Below are records; work out how many of their lines contain "this" and give only that number.

<<<<

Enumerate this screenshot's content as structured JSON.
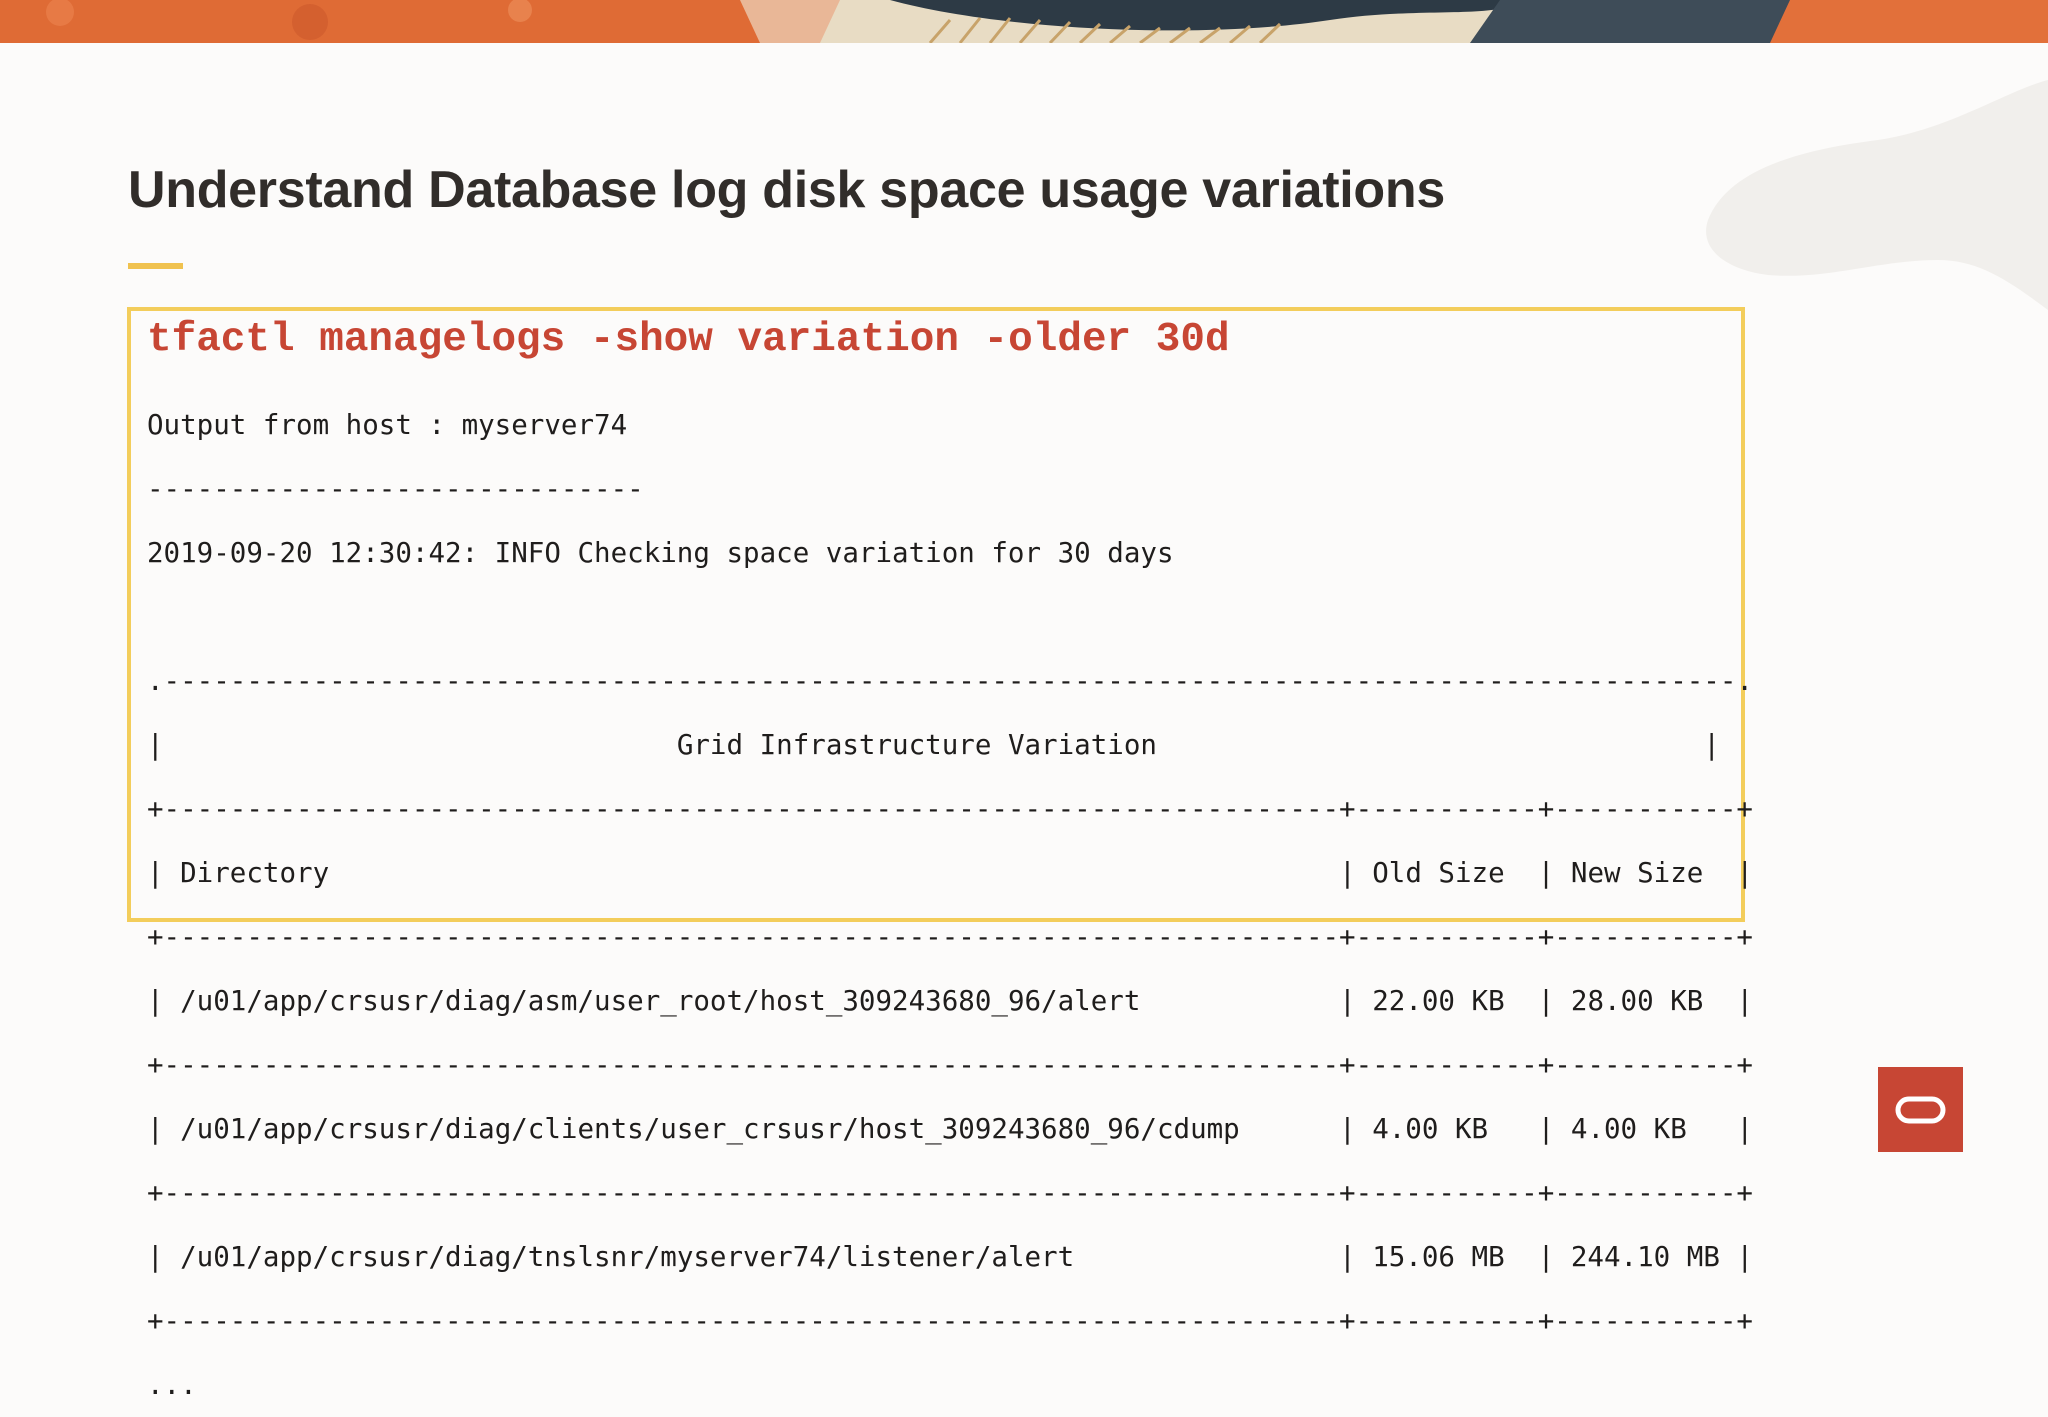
{
  "slide": {
    "title": "Understand Database log disk space usage variations"
  },
  "command": "tfactl managelogs -show variation -older 30d",
  "output": {
    "host_line": "Output from host : myserver74",
    "host_rule": "------------------------------",
    "info_line": "2019-09-20 12:30:42: INFO Checking space variation for 30 days"
  },
  "table": {
    "title": "Grid Infrastructure Variation",
    "columns": [
      "Directory",
      "Old Size",
      "New Size"
    ],
    "rows": [
      [
        "/u01/app/crsusr/diag/asm/user_root/host_309243680_96/alert",
        "22.00 KB",
        "28.00 KB"
      ],
      [
        "/u01/app/crsusr/diag/clients/user_crsusr/host_309243680_96/cdump",
        "4.00 KB",
        "4.00 KB"
      ],
      [
        "/u01/app/crsusr/diag/tnslsnr/myserver74/listener/alert",
        "15.06 MB",
        "244.10 MB"
      ]
    ],
    "continuation": "..."
  },
  "colors": {
    "accent_red": "#c74634",
    "box_border": "#f3cd5b",
    "title_text": "#312d2a"
  },
  "icons": [
    "oracle-logo-icon"
  ]
}
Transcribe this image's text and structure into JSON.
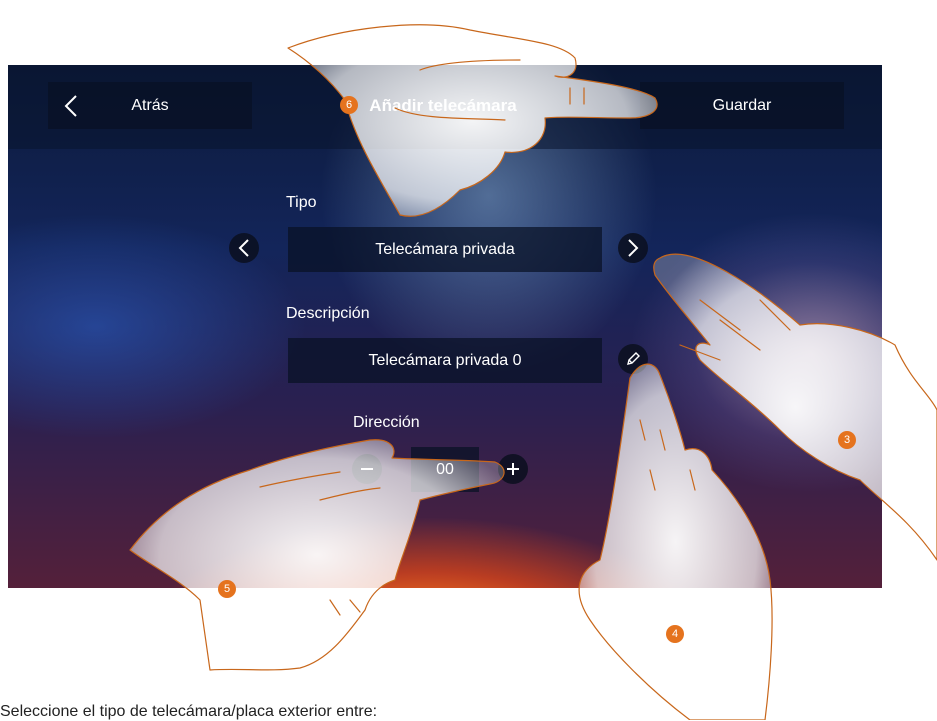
{
  "header": {
    "back_label": "Atrás",
    "title": "Añadir telecámara",
    "save_label": "Guardar"
  },
  "form": {
    "type_label": "Tipo",
    "type_value": "Telecámara privada",
    "description_label": "Descripción",
    "description_value": "Telecámara privada 0",
    "address_label": "Dirección",
    "address_value": "00"
  },
  "callouts": [
    "6",
    "3",
    "4",
    "5"
  ],
  "caption": "Seleccione el tipo de telecámara/placa exterior entre:",
  "colors": {
    "badge": "#e5731e",
    "field_bg": "#0a1530",
    "finger_outline": "#c8671b"
  }
}
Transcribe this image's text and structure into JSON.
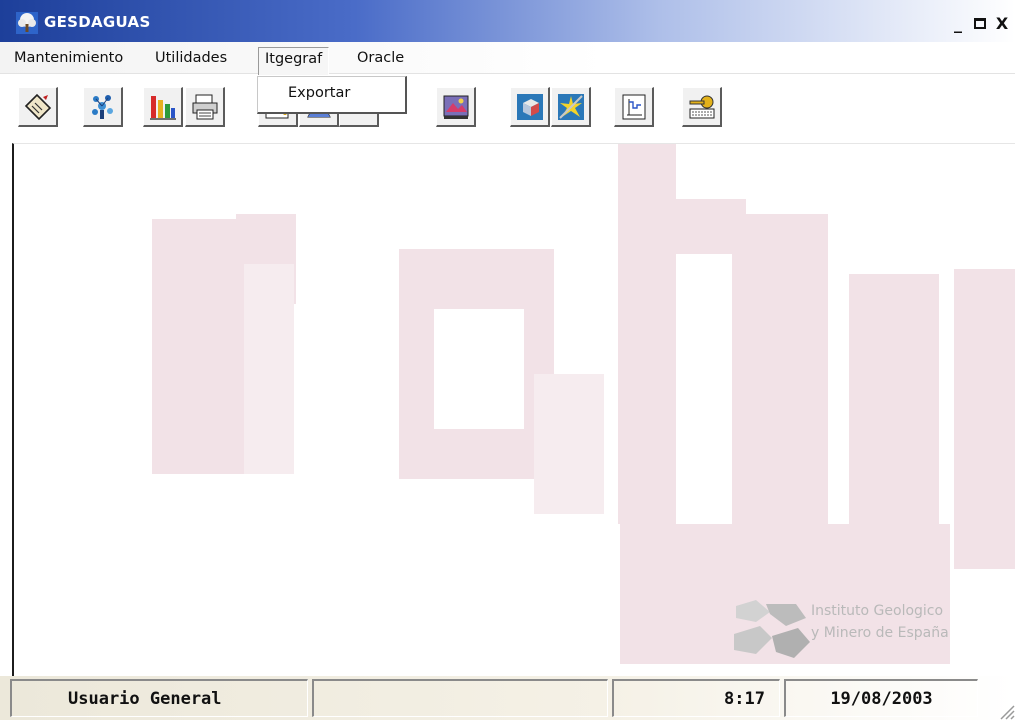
{
  "window": {
    "title": "GESDAGUAS",
    "controls": [
      "minimize",
      "maximize",
      "close"
    ],
    "close_glyph": "X",
    "minimize_glyph": "_"
  },
  "menu": {
    "items": [
      {
        "label": "Mantenimiento"
      },
      {
        "label": "Utilidades"
      },
      {
        "label": "Itgegraf"
      },
      {
        "label": "Oracle"
      }
    ],
    "open_menu": "Itgegraf",
    "dropdown": [
      {
        "label": "Exportar"
      }
    ]
  },
  "toolbar": {
    "buttons": [
      {
        "icon": "document-tool-icon"
      },
      {
        "icon": "tree-network-icon"
      },
      {
        "icon": "bar-chart-icon"
      },
      {
        "icon": "printer-icon"
      },
      {
        "icon": "map-pencil-icon"
      },
      {
        "icon": "flask-icon"
      },
      {
        "icon": "tool-arrow-icon"
      },
      {
        "icon": "photo-icon"
      },
      {
        "icon": "data-cube-icon"
      },
      {
        "icon": "starburst-icon"
      },
      {
        "icon": "graph-icon"
      },
      {
        "icon": "key-icon"
      }
    ]
  },
  "watermark": {
    "org_line1": "Instituto Geologico",
    "org_line2": "y Minero de España"
  },
  "status": {
    "user": "Usuario General",
    "empty_panel": "",
    "empty_panel2": "",
    "time": "8:17",
    "date": "19/08/2003"
  },
  "colors": {
    "titlebar_start": "#1d3f9a",
    "watermark_pink": "#f1dbe2",
    "status_bg": "#ece8da"
  }
}
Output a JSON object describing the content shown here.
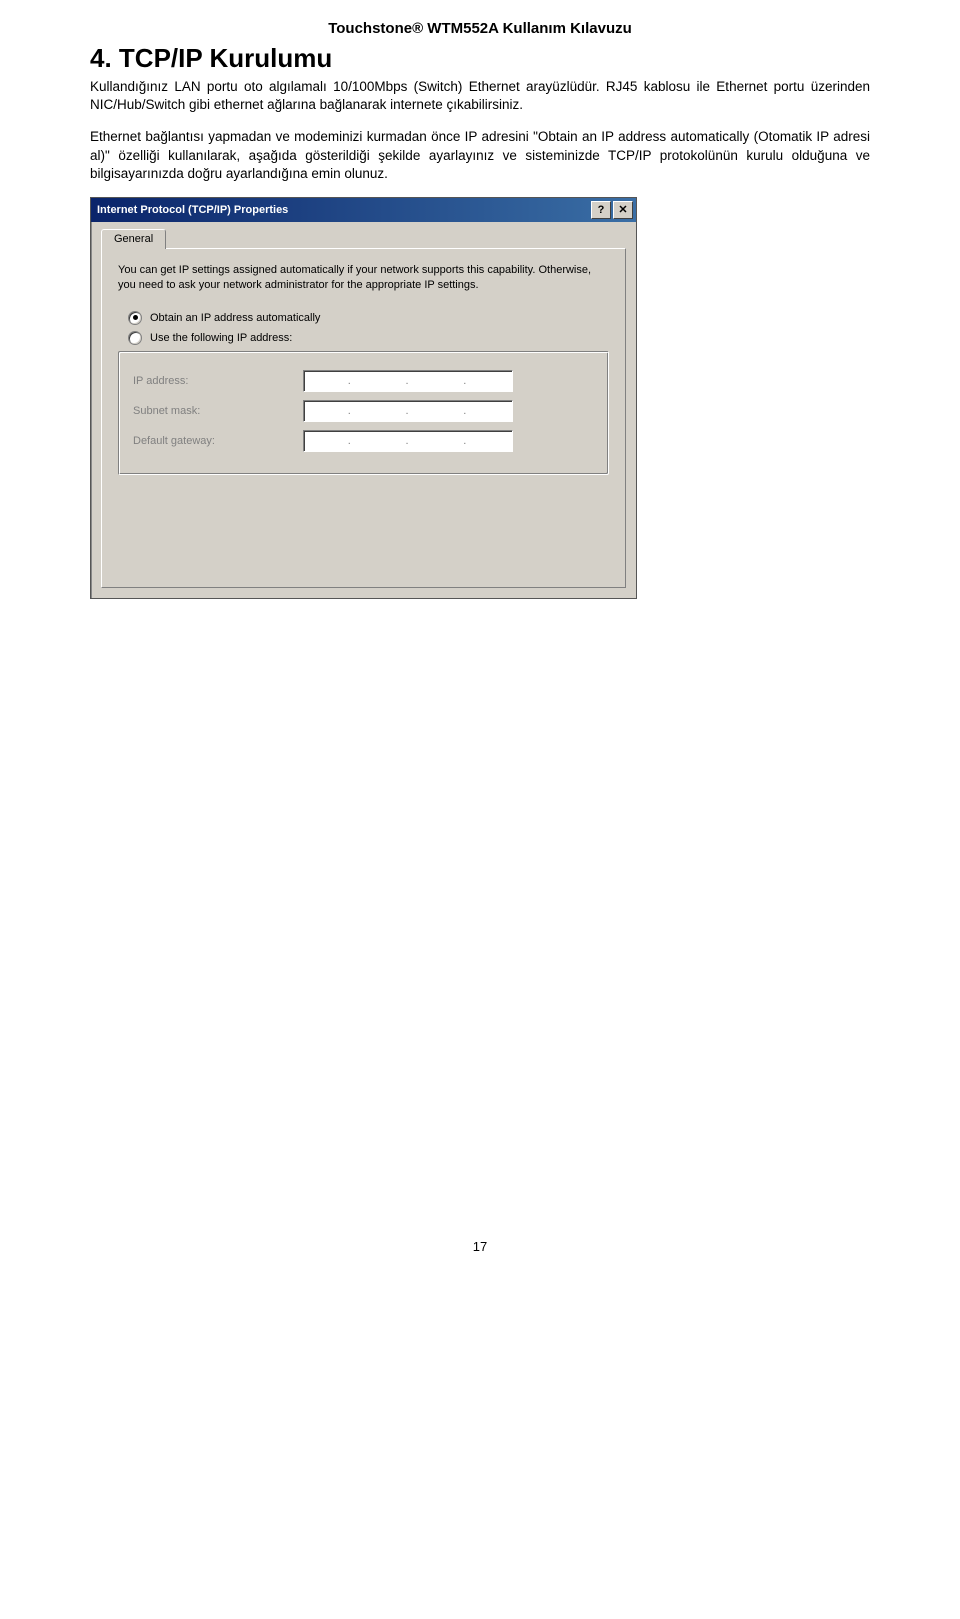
{
  "doc_header": "Touchstone® WTM552A Kullanım Kılavuzu",
  "section_heading": "4.  TCP/IP Kurulumu",
  "paragraph1": "Kullandığınız LAN portu oto algılamalı 10/100Mbps (Switch) Ethernet arayüzlüdür. RJ45 kablosu ile Ethernet portu üzerinden NIC/Hub/Switch gibi ethernet ağlarına bağlanarak internete çıkabilirsiniz.",
  "paragraph2": "Ethernet bağlantısı yapmadan ve modeminizi kurmadan önce IP adresini \"Obtain an IP address automatically (Otomatik IP adresi al)\" özelliği kullanılarak, aşağıda gösterildiği şekilde ayarlayınız ve sisteminizde TCP/IP protokolünün kurulu olduğuna ve bilgisayarınızda doğru ayarlandığına emin olunuz.",
  "dialog": {
    "title": "Internet Protocol (TCP/IP) Properties",
    "help_btn": "?",
    "close_btn": "✕",
    "tab_label": "General",
    "description": "You can get IP settings assigned automatically if your network supports this capability. Otherwise, you need to ask your network administrator for the appropriate IP settings.",
    "radio1": "Obtain an IP address automatically",
    "radio2": "Use the following IP address:",
    "field_ip": "IP address:",
    "field_subnet": "Subnet mask:",
    "field_gateway": "Default gateway:"
  },
  "page_number": "17"
}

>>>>

REPLY TO THE EXERCISE:
4